18 Liu, L. B., Song, H., & Miao, P. (2018). Navigating individual and collective notions of teacher wellbeing as a complex phenomenon shaped by national context. Compare: A Journal of Comparative and International Education, 48(1), 128–146.

19 Jennings, P. A. (2018). The trauma-sensitive classroom: Building resilience with compassionate teaching. New York: W.W. Norton & Company.

20 Walkley, M., & Cox, T. (2013). Building trauma-informed schools and communities.
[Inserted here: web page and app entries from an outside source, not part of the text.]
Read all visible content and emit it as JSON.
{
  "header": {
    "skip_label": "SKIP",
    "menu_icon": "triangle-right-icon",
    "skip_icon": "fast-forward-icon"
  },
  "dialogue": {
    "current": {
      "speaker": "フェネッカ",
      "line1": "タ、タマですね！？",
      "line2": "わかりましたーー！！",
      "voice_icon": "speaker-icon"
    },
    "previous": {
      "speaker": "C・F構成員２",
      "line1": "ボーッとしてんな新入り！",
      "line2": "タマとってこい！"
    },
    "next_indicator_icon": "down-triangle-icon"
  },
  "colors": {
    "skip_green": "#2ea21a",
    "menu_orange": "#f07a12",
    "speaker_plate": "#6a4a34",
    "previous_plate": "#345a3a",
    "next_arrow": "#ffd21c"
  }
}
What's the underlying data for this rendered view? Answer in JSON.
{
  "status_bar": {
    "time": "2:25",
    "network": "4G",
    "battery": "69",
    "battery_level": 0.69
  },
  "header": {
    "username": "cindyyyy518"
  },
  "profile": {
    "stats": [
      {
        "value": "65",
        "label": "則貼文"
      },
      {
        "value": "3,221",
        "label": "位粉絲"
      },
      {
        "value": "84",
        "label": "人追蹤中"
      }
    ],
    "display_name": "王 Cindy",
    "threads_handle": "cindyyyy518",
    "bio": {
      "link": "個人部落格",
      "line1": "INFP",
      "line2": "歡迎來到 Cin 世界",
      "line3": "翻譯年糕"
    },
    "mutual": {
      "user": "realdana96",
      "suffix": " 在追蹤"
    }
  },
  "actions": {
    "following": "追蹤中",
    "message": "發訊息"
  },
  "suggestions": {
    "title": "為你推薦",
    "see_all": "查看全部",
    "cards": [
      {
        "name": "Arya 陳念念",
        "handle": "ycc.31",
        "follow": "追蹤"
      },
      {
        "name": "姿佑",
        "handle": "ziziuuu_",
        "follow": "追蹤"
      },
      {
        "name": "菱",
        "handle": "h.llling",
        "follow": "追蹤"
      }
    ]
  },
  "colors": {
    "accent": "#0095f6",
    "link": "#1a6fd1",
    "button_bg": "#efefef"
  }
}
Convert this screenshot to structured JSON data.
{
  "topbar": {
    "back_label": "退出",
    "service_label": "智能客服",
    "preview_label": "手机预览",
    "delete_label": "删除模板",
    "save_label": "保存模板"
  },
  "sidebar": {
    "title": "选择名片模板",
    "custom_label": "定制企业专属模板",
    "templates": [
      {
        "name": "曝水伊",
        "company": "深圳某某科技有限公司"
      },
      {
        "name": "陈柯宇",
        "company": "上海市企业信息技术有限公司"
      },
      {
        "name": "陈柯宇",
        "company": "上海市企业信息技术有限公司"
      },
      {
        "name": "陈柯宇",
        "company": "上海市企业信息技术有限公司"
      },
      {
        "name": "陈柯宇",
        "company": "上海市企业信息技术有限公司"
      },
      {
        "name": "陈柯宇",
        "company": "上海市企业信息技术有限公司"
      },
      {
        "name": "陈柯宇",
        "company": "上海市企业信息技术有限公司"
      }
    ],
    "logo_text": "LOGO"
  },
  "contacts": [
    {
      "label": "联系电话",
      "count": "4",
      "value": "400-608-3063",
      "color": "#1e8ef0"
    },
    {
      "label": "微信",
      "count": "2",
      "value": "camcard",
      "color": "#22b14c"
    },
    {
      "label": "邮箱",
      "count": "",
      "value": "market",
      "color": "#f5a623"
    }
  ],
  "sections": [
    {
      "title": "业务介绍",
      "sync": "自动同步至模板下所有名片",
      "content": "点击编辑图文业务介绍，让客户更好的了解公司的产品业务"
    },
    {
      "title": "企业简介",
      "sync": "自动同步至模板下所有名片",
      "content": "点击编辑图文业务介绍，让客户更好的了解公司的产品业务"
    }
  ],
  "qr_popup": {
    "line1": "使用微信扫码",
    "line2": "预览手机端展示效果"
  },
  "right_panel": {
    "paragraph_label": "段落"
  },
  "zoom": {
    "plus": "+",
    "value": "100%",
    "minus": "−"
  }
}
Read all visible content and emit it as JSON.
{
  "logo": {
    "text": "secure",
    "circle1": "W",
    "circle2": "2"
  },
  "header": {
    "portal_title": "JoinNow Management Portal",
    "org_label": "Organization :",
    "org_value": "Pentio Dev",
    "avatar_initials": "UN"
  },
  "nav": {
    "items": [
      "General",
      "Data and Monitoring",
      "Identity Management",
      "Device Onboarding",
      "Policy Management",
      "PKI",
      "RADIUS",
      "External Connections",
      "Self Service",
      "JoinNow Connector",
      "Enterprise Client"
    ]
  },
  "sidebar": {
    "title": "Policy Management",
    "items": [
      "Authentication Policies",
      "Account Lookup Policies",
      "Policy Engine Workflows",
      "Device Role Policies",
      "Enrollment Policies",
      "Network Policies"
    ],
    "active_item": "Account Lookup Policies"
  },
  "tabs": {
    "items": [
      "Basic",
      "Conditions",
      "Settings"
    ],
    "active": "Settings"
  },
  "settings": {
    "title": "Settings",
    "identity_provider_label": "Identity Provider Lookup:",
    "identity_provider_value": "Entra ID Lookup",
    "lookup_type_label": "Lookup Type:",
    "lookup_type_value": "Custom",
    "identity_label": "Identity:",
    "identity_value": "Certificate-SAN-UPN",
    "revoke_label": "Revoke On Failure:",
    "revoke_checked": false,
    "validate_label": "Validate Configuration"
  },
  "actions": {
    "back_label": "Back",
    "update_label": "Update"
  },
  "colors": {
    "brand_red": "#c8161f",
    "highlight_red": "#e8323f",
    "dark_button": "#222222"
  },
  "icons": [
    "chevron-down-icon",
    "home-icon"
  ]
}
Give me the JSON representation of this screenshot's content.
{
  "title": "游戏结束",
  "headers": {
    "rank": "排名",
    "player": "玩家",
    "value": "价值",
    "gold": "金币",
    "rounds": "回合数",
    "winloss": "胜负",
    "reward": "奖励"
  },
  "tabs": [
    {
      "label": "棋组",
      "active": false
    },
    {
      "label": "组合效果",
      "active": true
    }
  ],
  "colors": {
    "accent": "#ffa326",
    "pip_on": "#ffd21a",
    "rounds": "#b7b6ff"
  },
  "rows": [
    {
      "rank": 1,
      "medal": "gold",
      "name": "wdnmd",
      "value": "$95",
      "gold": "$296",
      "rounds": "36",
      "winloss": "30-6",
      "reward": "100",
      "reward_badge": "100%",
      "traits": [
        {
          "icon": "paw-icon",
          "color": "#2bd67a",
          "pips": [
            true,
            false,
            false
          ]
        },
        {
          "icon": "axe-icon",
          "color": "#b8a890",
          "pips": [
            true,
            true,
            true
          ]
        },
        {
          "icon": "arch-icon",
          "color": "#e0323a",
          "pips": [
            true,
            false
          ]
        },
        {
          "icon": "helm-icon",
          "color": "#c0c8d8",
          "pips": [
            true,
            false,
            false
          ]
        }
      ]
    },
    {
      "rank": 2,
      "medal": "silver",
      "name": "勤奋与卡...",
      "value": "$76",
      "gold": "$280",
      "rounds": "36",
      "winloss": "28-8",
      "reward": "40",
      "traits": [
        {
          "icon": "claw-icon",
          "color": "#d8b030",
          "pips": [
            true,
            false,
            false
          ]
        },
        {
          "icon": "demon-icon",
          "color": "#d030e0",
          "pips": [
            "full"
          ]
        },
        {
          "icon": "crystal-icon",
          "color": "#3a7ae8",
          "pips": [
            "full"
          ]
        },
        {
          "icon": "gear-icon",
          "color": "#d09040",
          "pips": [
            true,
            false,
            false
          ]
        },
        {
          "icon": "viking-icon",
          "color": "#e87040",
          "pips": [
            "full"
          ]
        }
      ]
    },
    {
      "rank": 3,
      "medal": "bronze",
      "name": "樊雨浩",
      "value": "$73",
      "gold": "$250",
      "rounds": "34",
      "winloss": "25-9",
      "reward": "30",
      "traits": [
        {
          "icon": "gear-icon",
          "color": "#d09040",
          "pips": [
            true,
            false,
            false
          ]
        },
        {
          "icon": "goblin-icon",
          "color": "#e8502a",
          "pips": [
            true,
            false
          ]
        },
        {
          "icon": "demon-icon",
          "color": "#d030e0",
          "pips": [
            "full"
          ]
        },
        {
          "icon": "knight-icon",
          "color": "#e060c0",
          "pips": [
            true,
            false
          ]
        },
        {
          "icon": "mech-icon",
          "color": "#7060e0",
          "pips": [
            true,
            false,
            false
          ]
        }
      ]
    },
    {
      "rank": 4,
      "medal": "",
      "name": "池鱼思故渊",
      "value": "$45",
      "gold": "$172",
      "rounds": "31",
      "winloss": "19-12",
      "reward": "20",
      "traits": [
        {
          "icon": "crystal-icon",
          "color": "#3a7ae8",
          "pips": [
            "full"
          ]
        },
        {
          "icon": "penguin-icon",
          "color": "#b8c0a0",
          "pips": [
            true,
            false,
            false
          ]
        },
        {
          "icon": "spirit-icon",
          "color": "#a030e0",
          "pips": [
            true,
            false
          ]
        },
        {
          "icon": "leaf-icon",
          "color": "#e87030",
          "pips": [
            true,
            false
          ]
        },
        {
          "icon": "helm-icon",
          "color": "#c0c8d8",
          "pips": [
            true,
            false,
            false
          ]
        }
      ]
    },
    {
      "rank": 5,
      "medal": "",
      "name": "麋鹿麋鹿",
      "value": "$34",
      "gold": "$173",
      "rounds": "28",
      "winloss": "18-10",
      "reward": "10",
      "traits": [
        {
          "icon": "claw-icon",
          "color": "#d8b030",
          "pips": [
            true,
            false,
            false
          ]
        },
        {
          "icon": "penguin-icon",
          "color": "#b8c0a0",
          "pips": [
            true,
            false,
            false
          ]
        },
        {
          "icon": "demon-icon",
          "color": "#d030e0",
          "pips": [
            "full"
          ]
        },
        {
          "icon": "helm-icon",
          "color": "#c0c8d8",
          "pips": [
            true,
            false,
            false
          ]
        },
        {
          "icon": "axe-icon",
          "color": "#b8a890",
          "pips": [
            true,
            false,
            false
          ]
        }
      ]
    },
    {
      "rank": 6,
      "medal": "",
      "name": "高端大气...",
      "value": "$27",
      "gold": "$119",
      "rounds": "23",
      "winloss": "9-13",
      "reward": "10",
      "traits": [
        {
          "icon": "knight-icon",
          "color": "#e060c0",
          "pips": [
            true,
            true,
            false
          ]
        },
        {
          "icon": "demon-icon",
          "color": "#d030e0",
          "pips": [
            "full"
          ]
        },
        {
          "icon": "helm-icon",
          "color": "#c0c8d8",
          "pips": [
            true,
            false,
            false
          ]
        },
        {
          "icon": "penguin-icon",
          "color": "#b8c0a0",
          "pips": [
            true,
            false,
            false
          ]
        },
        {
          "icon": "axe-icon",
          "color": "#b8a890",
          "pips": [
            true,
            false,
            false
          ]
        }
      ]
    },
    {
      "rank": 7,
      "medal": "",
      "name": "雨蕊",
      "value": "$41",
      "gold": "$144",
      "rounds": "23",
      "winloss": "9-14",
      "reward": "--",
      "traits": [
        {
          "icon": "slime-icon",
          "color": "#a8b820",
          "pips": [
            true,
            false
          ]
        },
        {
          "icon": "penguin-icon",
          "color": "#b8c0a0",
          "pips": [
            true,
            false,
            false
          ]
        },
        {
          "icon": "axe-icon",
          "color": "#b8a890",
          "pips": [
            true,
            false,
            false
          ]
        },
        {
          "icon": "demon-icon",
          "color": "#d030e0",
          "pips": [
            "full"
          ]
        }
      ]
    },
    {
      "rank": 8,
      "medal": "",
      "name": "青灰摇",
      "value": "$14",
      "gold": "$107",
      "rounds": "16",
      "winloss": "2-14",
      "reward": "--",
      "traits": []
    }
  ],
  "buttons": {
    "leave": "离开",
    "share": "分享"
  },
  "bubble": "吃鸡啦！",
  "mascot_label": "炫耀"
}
Children & Schools, 35, 123–126.

21 Hall, G. E., & Hord, S. M. (2020). Implementing change: Patterns, principles and potholes (5th ed.). Upper Saddle River, NJ: Pearson.

22 Hord, S. M., Stiegelbauer, S. M., Hall, G. E., & George, A. A. (2006). Measuring implementation in schools: Innovation configurations. Austin, TX: SEDL.

23 George, A. A., Hall, G. E., & Stiegelbauer, S. M. (2006). Measuring implementation in schools: The Stages of Concern Questionnaire. Austin, TX: SEDL.

24 Hall, G. E., Dirksen, D. J., & George, A. A. (2006). Measuring implementation in schools: Levels of use. Austin, TX: SEDL.

25 Carello, J., & Butler, L. D. (2015). Practicing what we teach: trauma-informed educational practice. Journal of Teaching in Social Work, 35(3), 262–278.

26 Casanova, D. & Price, L. (2018). Moving towards sustainable policy and practice—A five level framework for online learning sustainability. Canadian Journal of Learning and Technology/La revue canadienne de l’apprentissage et de la technologie, 44(3). Canadian Network for Innovation in Education.

27 Howell, P. B., Thomas, S., Sweeney, D., & Vanderhaar, J. (2019). Moving beyond schedules, testing and other duties as deemed necessary by the principal: The school counselor's role in trauma informed practices. Middle School Journal, 50(4), 26–34.